Problem details >>
Return each entry below exactly. Skip the images.

Supplied entries >>
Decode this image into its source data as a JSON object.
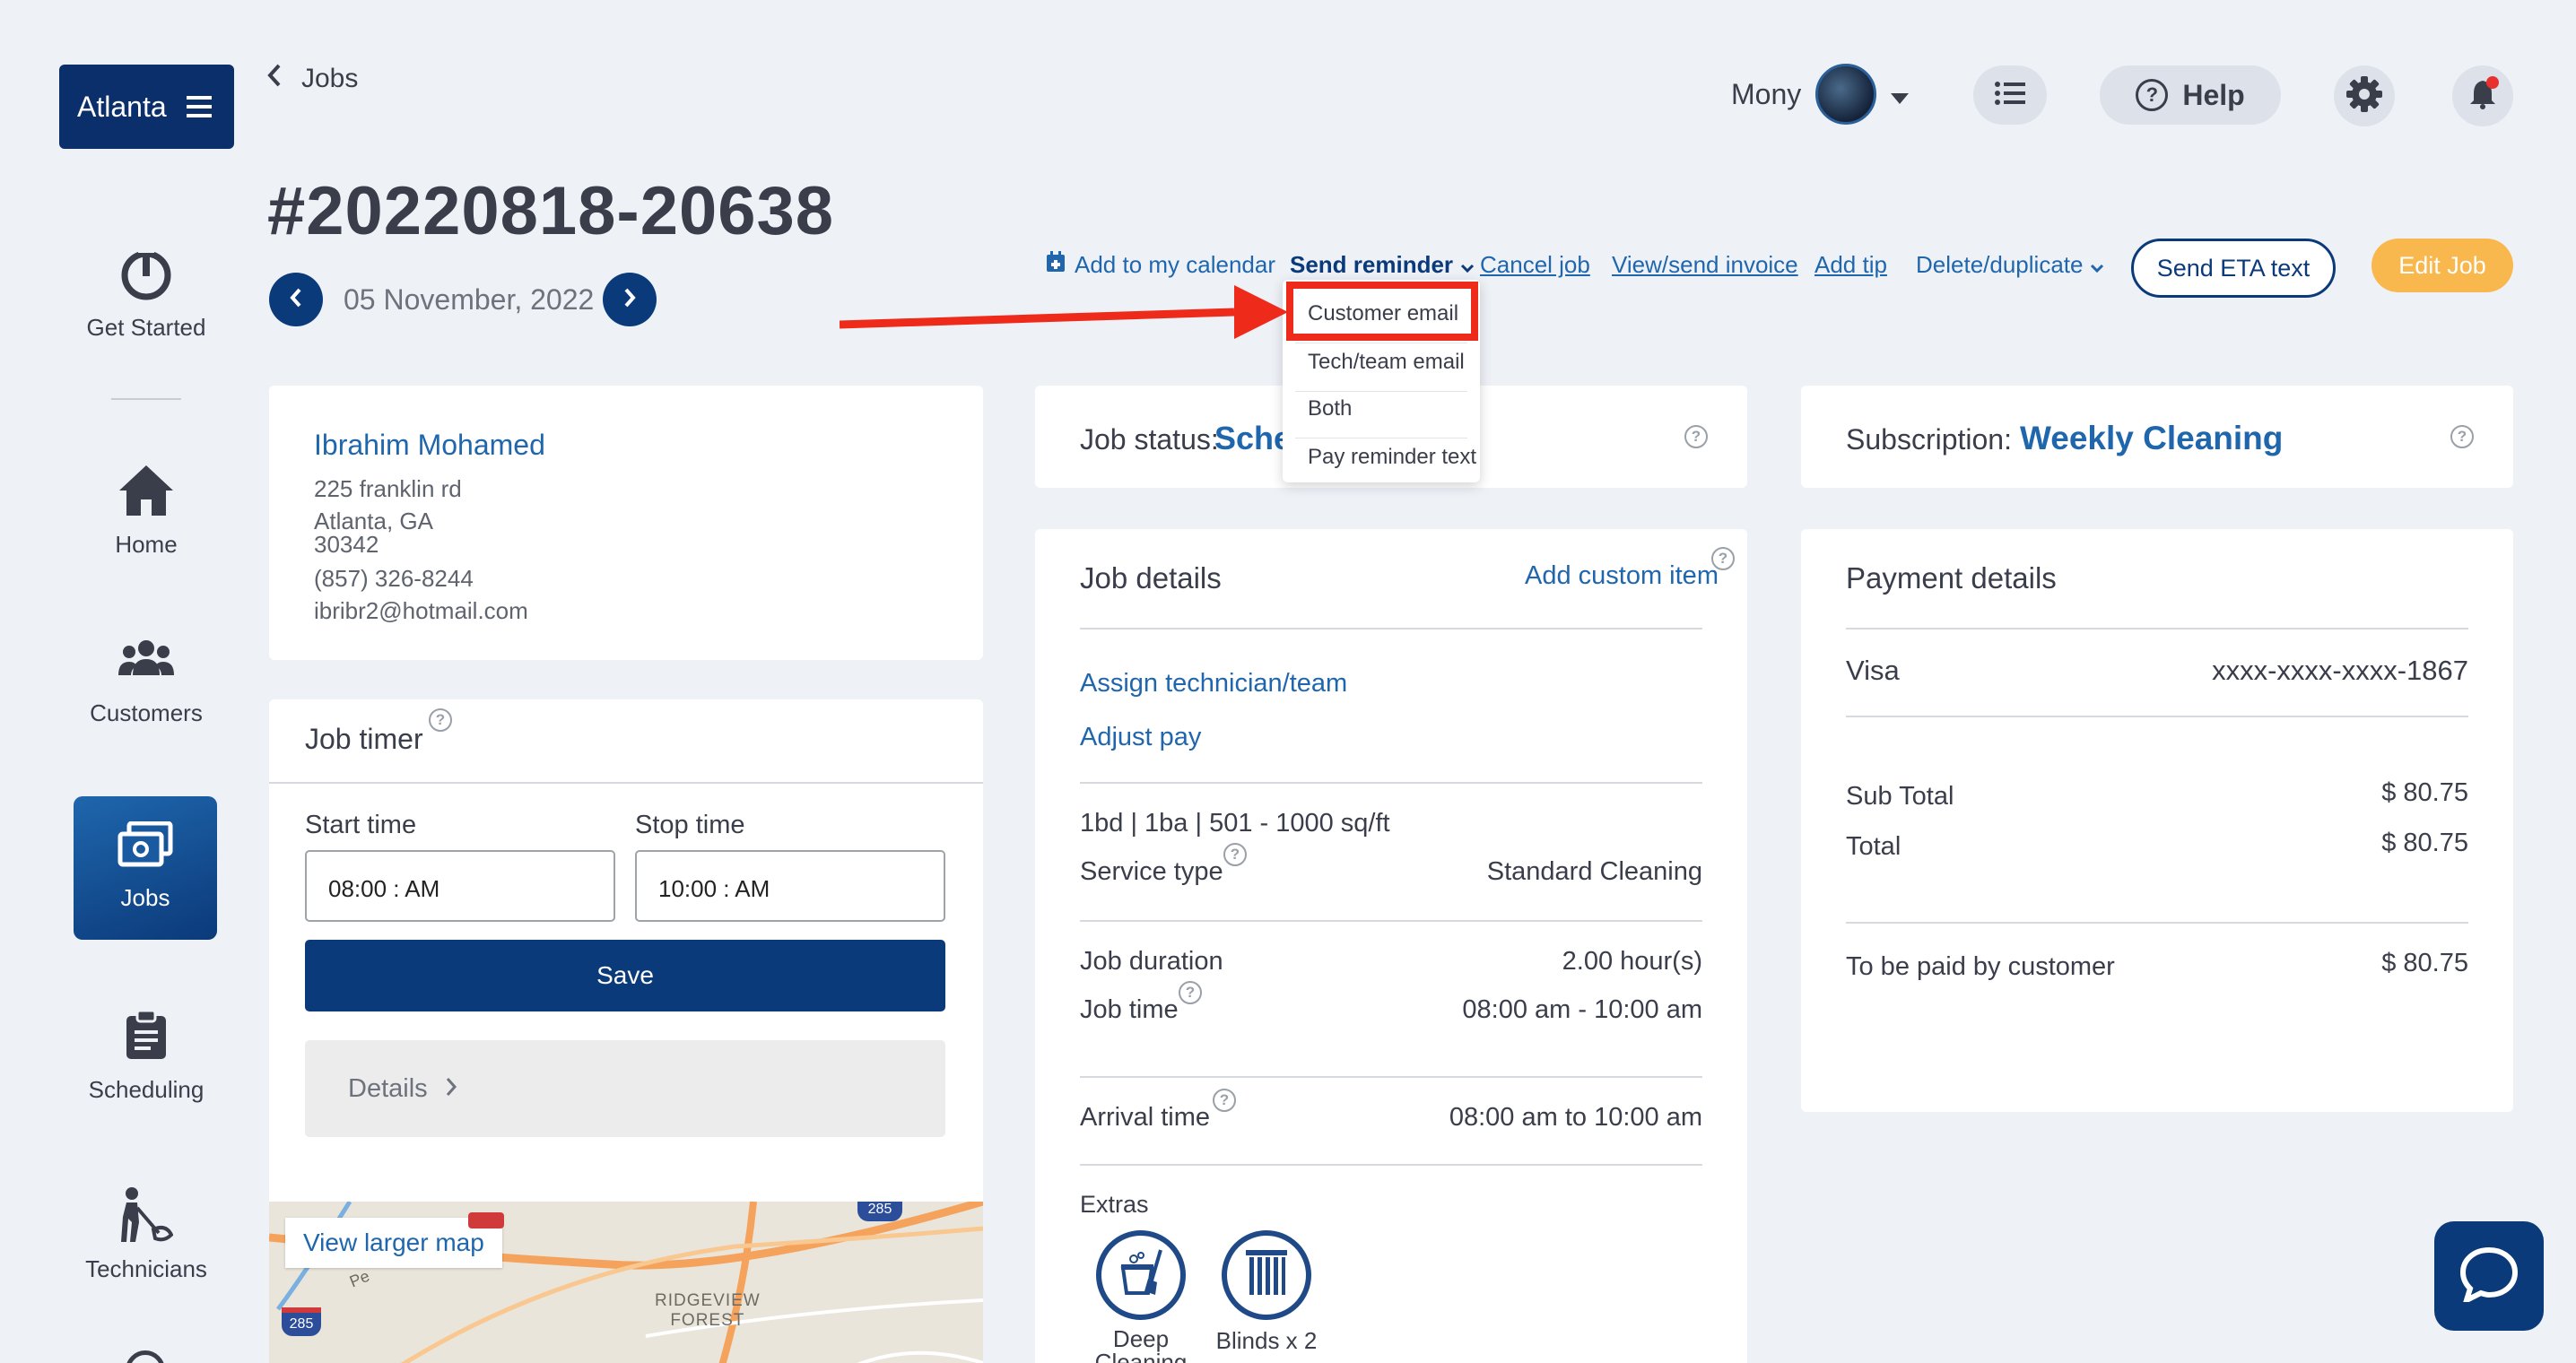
{
  "brand": {
    "label": "Atlanta"
  },
  "breadcrumb": {
    "back_label": "Jobs"
  },
  "user": {
    "name": "Mony"
  },
  "help": {
    "label": "Help"
  },
  "job": {
    "number": "#20220818-20638",
    "date": "05 November, 2022"
  },
  "sidebar": {
    "items": [
      {
        "label": "Get Started",
        "icon": "power-icon"
      },
      {
        "label": "Home",
        "icon": "home-icon"
      },
      {
        "label": "Customers",
        "icon": "users-icon"
      },
      {
        "label": "Jobs",
        "icon": "jobs-icon",
        "active": true
      },
      {
        "label": "Scheduling",
        "icon": "clipboard-icon"
      },
      {
        "label": "Technicians",
        "icon": "technician-icon"
      }
    ]
  },
  "actions": {
    "calendar": "Add to my calendar",
    "send_reminder": "Send reminder",
    "cancel_job": "Cancel job",
    "invoice": "View/send invoice",
    "add_tip": "Add tip",
    "delete_duplicate": "Delete/duplicate",
    "send_eta": "Send ETA text",
    "edit_job": "Edit Job"
  },
  "reminder_menu": {
    "items": [
      "Customer email",
      "Tech/team email",
      "Both",
      "Pay reminder text"
    ]
  },
  "customer": {
    "name": "Ibrahim Mohamed",
    "address1": "225 franklin rd",
    "address2": "Atlanta, GA",
    "zip": "30342",
    "phone": "(857) 326-8244",
    "email": "ibribr2@hotmail.com"
  },
  "timer": {
    "title": "Job timer",
    "start_label": "Start time",
    "start_value": "08:00 : AM",
    "stop_label": "Stop time",
    "stop_value": "10:00 : AM",
    "save": "Save",
    "details": "Details"
  },
  "map": {
    "link": "View larger map",
    "place": "RIDGEVIEW\nFOREST",
    "shield1": "285",
    "shield2": "285",
    "road": "Pe"
  },
  "status": {
    "label": "Job status:",
    "value": "Sche"
  },
  "subscription": {
    "label": "Subscription:",
    "value": "Weekly Cleaning"
  },
  "job_details": {
    "title": "Job details",
    "add_custom": "Add custom item",
    "assign": "Assign technician/team",
    "adjust_pay": "Adjust pay",
    "size": "1bd | 1ba | 501 - 1000 sq/ft",
    "service_type_label": "Service type",
    "service_type_value": "Standard Cleaning",
    "duration_label": "Job duration",
    "duration_value": "2.00 hour(s)",
    "job_time_label": "Job time",
    "job_time_value": "08:00 am - 10:00 am",
    "arrival_label": "Arrival time",
    "arrival_value": "08:00 am to 10:00 am",
    "extras_label": "Extras",
    "extras": [
      {
        "label": "Deep\nCleaning"
      },
      {
        "label": "Blinds x 2"
      }
    ]
  },
  "payment": {
    "title": "Payment details",
    "card_brand": "Visa",
    "card_number": "xxxx-xxxx-xxxx-1867",
    "subtotal_label": "Sub Total",
    "subtotal_value": "$ 80.75",
    "total_label": "Total",
    "total_value": "$ 80.75",
    "paid_by_label": "To be paid by customer",
    "paid_by_value": "$ 80.75"
  },
  "colors": {
    "navy": "#0b3a7a",
    "accent_blue": "#1f66ad",
    "orange": "#f8b84e",
    "red_annotation": "#ee2a1b"
  }
}
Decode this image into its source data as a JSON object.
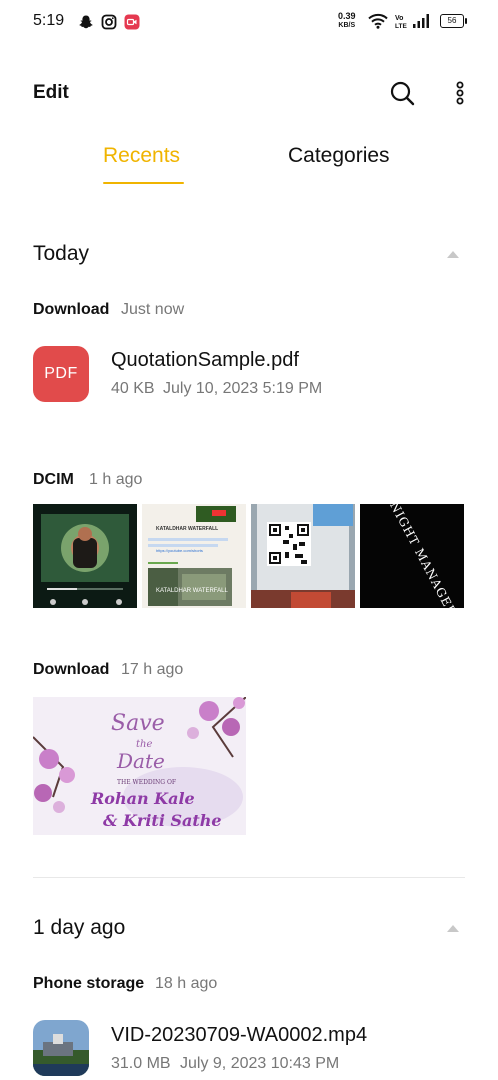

Answer area >>
Decode this image into its source data as a JSON object.
{
  "brand": {
    "label": "Atlanta"
  },
  "breadcrumb": {
    "back_label": "Jobs"
  },
  "user": {
    "name": "Mony"
  },
  "help": {
    "label": "Help"
  },
  "job": {
    "number": "#20220818-20638",
    "date": "05 November, 2022"
  },
  "sidebar": {
    "items": [
      {
        "label": "Get Started",
        "icon": "power-icon"
      },
      {
        "label": "Home",
        "icon": "home-icon"
      },
      {
        "label": "Customers",
        "icon": "users-icon"
      },
      {
        "label": "Jobs",
        "icon": "jobs-icon",
        "active": true
      },
      {
        "label": "Scheduling",
        "icon": "clipboard-icon"
      },
      {
        "label": "Technicians",
        "icon": "technician-icon"
      }
    ]
  },
  "actions": {
    "calendar": "Add to my calendar",
    "send_reminder": "Send reminder",
    "cancel_job": "Cancel job",
    "invoice": "View/send invoice",
    "add_tip": "Add tip",
    "delete_duplicate": "Delete/duplicate",
    "send_eta": "Send ETA text",
    "edit_job": "Edit Job"
  },
  "reminder_menu": {
    "items": [
      "Customer email",
      "Tech/team email",
      "Both",
      "Pay reminder text"
    ]
  },
  "customer": {
    "name": "Ibrahim Mohamed",
    "address1": "225 franklin rd",
    "address2": "Atlanta, GA",
    "zip": "30342",
    "phone": "(857) 326-8244",
    "email": "ibribr2@hotmail.com"
  },
  "timer": {
    "title": "Job timer",
    "start_label": "Start time",
    "start_value": "08:00 : AM",
    "stop_label": "Stop time",
    "stop_value": "10:00 : AM",
    "save": "Save",
    "details": "Details"
  },
  "map": {
    "link": "View larger map",
    "place": "RIDGEVIEW\nFOREST",
    "shield1": "285",
    "shield2": "285",
    "road": "Pe"
  },
  "status": {
    "label": "Job status:",
    "value": "Sche"
  },
  "subscription": {
    "label": "Subscription:",
    "value": "Weekly Cleaning"
  },
  "job_details": {
    "title": "Job details",
    "add_custom": "Add custom item",
    "assign": "Assign technician/team",
    "adjust_pay": "Adjust pay",
    "size": "1bd | 1ba | 501 - 1000 sq/ft",
    "service_type_label": "Service type",
    "service_type_value": "Standard Cleaning",
    "duration_label": "Job duration",
    "duration_value": "2.00 hour(s)",
    "job_time_label": "Job time",
    "job_time_value": "08:00 am - 10:00 am",
    "arrival_label": "Arrival time",
    "arrival_value": "08:00 am to 10:00 am",
    "extras_label": "Extras",
    "extras": [
      {
        "label": "Deep\nCleaning"
      },
      {
        "label": "Blinds x 2"
      }
    ]
  },
  "payment": {
    "title": "Payment details",
    "card_brand": "Visa",
    "card_number": "xxxx-xxxx-xxxx-1867",
    "subtotal_label": "Sub Total",
    "subtotal_value": "$ 80.75",
    "total_label": "Total",
    "total_value": "$ 80.75",
    "paid_by_label": "To be paid by customer",
    "paid_by_value": "$ 80.75"
  },
  "colors": {
    "navy": "#0b3a7a",
    "accent_blue": "#1f66ad",
    "orange": "#f8b84e",
    "red_annotation": "#ee2a1b"
  }
}
Decode this image into its source data as a JSON object.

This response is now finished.